EXERCISE AIM
Please return, word for word, the line containing "What's the underlying" and each line after it through the end of the data below, and nothing else.

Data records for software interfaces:
++++++

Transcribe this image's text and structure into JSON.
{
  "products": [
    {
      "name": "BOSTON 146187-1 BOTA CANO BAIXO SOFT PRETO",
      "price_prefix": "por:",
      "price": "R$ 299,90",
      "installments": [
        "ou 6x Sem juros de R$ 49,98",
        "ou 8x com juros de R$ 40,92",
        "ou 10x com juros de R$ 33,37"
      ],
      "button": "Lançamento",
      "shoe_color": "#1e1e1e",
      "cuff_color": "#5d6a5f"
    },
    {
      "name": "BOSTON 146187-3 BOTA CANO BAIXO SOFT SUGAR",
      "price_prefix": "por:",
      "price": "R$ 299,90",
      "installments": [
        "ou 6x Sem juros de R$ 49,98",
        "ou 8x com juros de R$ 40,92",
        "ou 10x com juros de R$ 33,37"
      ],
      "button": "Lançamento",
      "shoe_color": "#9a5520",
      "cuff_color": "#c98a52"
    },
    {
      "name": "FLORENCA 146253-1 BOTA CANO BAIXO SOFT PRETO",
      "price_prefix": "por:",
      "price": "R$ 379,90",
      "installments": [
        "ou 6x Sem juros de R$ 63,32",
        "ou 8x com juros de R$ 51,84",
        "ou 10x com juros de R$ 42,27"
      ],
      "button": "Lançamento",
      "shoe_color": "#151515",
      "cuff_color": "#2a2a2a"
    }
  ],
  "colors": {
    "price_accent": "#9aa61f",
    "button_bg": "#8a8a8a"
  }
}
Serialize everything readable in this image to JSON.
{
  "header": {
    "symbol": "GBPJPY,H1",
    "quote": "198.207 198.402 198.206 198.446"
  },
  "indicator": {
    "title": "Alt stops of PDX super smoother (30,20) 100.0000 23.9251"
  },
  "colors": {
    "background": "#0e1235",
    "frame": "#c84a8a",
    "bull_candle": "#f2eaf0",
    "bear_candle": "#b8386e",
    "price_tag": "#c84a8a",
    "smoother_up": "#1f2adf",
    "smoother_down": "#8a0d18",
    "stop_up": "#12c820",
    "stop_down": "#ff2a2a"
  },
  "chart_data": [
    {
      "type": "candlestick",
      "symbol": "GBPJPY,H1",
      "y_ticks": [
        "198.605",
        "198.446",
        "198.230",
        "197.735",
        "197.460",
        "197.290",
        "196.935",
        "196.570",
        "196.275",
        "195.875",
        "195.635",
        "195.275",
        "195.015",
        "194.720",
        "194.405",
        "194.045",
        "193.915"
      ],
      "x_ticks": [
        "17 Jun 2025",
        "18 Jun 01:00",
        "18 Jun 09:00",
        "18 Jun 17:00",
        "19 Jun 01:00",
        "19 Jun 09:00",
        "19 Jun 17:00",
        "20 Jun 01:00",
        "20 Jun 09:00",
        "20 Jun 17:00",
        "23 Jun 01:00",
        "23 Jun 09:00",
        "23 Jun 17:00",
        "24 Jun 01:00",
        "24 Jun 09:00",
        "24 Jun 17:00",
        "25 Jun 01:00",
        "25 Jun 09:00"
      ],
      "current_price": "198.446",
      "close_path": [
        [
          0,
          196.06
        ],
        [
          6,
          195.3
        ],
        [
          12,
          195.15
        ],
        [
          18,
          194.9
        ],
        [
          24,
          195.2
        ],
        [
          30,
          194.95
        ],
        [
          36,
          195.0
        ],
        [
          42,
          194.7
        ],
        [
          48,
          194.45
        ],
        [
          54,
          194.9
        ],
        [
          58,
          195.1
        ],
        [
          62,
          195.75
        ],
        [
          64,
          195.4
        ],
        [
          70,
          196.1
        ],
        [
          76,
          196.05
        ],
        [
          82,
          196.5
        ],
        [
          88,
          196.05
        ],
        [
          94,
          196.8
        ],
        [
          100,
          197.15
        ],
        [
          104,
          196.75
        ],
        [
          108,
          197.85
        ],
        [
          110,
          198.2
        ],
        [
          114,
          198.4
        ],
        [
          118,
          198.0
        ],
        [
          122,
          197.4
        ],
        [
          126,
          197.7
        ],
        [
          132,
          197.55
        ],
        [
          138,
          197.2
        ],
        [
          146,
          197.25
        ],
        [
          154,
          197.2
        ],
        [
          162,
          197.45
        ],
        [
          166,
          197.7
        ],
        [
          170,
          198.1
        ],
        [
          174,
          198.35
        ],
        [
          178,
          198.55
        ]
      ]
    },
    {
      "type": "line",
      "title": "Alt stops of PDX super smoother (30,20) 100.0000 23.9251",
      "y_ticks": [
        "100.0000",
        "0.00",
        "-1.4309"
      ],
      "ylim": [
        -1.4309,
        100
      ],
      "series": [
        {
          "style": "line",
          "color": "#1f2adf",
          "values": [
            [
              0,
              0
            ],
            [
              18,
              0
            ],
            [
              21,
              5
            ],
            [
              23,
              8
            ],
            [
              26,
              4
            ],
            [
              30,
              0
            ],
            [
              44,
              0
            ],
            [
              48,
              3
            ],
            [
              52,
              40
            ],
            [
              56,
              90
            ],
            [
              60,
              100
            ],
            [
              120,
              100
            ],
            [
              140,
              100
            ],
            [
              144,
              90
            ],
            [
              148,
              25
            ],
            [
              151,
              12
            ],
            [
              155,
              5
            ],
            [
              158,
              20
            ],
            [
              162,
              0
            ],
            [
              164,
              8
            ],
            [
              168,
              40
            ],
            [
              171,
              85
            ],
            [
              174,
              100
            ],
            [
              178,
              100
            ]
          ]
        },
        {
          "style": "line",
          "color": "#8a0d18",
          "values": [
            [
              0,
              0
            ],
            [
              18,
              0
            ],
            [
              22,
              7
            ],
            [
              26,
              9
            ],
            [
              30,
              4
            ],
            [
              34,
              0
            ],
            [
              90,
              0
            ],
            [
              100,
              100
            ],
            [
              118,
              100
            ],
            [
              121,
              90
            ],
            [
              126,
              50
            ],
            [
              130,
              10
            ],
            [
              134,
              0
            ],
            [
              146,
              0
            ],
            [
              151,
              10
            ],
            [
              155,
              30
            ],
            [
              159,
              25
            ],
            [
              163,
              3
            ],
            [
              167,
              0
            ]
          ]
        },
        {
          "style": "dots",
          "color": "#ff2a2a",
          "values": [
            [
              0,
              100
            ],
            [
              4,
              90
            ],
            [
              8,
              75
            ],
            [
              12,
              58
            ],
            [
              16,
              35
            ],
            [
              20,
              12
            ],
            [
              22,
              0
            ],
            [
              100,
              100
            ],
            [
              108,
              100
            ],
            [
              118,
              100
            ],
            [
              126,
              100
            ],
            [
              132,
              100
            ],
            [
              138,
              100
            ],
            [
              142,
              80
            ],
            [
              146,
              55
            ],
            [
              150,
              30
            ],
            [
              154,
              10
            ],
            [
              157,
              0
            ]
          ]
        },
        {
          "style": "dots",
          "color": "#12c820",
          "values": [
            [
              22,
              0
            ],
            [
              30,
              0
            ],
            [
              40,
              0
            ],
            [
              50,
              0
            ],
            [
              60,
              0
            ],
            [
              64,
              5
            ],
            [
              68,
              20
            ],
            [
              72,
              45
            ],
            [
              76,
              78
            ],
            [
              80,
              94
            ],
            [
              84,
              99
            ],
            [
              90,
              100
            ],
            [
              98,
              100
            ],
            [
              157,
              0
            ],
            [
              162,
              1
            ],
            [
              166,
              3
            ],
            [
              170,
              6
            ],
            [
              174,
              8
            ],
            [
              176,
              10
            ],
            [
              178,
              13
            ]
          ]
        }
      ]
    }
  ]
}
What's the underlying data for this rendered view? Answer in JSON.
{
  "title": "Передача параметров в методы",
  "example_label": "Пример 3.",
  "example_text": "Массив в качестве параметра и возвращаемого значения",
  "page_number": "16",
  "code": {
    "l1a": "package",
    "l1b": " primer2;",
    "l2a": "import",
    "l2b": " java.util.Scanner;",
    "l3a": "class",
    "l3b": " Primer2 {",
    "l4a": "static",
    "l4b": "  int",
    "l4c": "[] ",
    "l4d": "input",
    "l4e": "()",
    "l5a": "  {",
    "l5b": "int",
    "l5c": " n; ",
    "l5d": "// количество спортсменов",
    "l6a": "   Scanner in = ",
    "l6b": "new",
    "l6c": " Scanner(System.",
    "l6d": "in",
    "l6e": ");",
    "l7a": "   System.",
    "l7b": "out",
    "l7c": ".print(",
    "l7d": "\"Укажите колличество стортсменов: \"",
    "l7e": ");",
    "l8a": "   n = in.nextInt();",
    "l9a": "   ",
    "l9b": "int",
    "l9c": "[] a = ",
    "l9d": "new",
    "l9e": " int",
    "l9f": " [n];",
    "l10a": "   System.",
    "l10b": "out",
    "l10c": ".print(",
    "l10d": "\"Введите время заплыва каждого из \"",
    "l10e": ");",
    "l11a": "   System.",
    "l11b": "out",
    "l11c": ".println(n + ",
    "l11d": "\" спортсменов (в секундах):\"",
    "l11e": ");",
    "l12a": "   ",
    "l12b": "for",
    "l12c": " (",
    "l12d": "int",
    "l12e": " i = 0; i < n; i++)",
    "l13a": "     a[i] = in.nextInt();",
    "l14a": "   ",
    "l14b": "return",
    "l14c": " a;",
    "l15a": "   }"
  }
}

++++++

RESPONSE AREA
What's the underlying data for this rendered view? Answer in JSON.
{
  "title": "Передача параметров в методы",
  "example_label": "Пример 3.",
  "example_text": "Массив в качестве параметра и возвращаемого значения",
  "page_number": "16",
  "code": {
    "l1a": "package",
    "l1b": " primer2;",
    "l2a": "import",
    "l2b": " java.util.Scanner;",
    "l3a": "class",
    "l3b": " Primer2 {",
    "l4a": "static",
    "l4b": "  int",
    "l4c": "[] ",
    "l4d": "input",
    "l4e": "()",
    "l5a": "  {",
    "l5b": "int",
    "l5c": " n; ",
    "l5d": "// количество спортсменов",
    "l6a": "   Scanner in = ",
    "l6b": "new",
    "l6c": " Scanner(System.",
    "l6d": "in",
    "l6e": ");",
    "l7a": "   System.",
    "l7b": "out",
    "l7c": ".print(",
    "l7d": "\"Укажите колличество стортсменов: \"",
    "l7e": ");",
    "l8a": "   n = in.nextInt();",
    "l9a": "   ",
    "l9b": "int",
    "l9c": "[] a = ",
    "l9d": "new",
    "l9e": " int",
    "l9f": " [n];",
    "l10a": "   System.",
    "l10b": "out",
    "l10c": ".print(",
    "l10d": "\"Введите время заплыва каждого из \"",
    "l10e": ");",
    "l11a": "   System.",
    "l11b": "out",
    "l11c": ".println(n + ",
    "l11d": "\" спортсменов (в секундах):\"",
    "l11e": ");",
    "l12a": "   ",
    "l12b": "for",
    "l12c": " (",
    "l12d": "int",
    "l12e": " i = 0; i < n; i++)",
    "l13a": "     a[i] = in.nextInt();",
    "l14a": "   ",
    "l14b": "return",
    "l14c": " a;",
    "l15a": "   }"
  }
}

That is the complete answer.